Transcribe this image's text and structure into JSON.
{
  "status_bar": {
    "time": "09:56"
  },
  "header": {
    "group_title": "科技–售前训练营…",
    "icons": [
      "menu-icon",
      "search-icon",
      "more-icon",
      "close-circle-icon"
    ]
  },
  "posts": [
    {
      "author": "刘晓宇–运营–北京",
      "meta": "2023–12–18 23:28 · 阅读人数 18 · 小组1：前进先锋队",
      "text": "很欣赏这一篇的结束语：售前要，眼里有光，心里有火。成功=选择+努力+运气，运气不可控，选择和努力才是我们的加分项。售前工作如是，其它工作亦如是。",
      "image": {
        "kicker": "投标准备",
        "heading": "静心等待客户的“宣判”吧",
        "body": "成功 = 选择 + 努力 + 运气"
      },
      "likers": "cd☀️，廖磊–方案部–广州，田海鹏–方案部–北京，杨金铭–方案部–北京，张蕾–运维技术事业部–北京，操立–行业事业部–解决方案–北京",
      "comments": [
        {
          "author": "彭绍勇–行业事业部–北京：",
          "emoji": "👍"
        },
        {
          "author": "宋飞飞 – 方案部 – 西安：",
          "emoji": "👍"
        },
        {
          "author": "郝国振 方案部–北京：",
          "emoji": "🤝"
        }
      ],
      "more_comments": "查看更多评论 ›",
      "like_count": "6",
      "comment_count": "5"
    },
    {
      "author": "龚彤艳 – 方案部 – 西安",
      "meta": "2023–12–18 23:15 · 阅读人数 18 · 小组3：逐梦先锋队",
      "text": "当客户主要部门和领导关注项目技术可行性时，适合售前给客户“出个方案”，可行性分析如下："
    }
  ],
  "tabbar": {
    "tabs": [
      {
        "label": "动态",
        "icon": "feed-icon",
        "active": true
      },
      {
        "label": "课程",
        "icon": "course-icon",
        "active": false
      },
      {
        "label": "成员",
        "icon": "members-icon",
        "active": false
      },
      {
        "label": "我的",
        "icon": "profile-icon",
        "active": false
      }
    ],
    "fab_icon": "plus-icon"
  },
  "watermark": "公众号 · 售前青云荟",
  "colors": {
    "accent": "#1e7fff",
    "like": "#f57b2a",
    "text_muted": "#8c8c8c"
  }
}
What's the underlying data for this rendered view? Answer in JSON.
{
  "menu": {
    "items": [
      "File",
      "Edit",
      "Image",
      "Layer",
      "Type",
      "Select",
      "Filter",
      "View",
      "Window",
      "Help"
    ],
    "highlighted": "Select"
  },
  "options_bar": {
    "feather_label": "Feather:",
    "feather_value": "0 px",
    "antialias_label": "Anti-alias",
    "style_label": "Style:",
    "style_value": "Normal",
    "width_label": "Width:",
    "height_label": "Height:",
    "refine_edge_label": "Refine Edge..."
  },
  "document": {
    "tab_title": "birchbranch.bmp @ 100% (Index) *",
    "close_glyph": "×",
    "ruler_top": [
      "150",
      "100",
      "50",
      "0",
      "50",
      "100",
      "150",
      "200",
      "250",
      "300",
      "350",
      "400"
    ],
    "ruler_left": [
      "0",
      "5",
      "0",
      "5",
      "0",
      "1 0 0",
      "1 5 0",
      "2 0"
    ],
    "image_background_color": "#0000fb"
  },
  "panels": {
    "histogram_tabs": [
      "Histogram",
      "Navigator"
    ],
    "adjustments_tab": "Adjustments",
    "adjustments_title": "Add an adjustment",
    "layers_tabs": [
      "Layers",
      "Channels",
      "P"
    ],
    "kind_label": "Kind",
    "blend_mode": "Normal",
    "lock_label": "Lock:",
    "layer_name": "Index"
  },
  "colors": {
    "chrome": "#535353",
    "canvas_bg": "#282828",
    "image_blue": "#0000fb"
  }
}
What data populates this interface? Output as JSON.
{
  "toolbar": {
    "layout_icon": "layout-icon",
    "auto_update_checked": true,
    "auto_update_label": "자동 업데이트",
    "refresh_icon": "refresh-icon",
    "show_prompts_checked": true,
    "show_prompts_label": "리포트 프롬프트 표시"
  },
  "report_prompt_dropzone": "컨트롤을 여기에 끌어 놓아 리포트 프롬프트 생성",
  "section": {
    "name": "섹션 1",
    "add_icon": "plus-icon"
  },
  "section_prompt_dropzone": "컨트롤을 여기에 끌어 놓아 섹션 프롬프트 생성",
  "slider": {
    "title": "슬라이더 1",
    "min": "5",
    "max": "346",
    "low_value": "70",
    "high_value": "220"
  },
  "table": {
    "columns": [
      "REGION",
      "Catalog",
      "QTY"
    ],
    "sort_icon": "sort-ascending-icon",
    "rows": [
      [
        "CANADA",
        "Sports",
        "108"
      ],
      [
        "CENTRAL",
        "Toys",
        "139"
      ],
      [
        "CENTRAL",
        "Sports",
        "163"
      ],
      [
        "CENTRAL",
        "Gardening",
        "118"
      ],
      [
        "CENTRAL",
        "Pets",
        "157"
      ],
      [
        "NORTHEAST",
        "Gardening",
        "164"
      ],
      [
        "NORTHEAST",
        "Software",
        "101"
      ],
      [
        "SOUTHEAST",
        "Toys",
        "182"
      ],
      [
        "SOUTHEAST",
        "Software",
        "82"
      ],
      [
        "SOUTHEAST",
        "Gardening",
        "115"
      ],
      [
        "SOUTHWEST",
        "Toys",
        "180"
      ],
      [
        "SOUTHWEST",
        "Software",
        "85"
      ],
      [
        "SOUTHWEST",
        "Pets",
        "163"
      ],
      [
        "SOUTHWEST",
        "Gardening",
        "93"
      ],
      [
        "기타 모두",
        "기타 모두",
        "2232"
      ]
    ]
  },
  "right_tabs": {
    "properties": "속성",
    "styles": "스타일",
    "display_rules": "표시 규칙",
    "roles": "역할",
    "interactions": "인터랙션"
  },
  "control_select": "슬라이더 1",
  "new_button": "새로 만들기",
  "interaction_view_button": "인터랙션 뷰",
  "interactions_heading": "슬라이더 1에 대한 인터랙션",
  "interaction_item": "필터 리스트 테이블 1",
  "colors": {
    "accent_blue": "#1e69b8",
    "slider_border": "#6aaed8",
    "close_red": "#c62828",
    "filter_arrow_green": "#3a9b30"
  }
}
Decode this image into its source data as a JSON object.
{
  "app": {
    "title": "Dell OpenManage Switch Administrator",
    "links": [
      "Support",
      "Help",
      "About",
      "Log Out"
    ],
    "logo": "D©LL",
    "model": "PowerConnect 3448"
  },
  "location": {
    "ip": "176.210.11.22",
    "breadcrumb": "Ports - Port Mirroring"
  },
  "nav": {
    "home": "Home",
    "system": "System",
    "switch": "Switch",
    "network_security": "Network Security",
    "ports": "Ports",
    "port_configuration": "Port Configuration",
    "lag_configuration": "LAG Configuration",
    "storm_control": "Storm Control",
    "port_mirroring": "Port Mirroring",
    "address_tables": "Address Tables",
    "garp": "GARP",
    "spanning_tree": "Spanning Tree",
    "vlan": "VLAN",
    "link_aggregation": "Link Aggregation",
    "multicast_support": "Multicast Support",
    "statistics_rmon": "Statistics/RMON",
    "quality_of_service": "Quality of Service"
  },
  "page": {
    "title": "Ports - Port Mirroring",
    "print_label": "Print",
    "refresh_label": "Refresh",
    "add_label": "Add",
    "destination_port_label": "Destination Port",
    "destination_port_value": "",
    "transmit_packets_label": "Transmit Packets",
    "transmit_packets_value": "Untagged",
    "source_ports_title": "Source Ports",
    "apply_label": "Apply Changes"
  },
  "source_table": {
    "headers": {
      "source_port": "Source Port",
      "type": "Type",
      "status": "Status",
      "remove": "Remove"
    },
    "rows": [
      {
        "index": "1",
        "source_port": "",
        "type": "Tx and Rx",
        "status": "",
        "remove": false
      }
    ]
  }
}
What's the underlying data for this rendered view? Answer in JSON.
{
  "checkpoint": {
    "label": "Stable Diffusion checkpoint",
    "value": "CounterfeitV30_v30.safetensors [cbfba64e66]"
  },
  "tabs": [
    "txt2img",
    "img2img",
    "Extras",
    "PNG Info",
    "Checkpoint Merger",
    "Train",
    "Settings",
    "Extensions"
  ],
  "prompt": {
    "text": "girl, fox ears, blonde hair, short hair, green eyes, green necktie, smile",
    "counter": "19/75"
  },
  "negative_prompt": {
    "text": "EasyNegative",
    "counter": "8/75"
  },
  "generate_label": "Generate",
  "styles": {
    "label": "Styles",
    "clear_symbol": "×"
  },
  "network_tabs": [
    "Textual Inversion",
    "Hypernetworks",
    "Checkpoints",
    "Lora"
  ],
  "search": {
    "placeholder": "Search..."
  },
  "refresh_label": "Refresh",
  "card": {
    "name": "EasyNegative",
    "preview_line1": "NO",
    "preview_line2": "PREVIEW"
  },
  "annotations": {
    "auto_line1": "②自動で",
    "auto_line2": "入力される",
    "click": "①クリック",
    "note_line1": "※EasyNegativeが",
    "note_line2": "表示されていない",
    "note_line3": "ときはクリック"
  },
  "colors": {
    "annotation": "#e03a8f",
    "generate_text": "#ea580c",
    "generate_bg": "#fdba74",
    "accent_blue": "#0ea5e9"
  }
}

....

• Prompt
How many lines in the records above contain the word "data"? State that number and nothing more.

• Answer box
4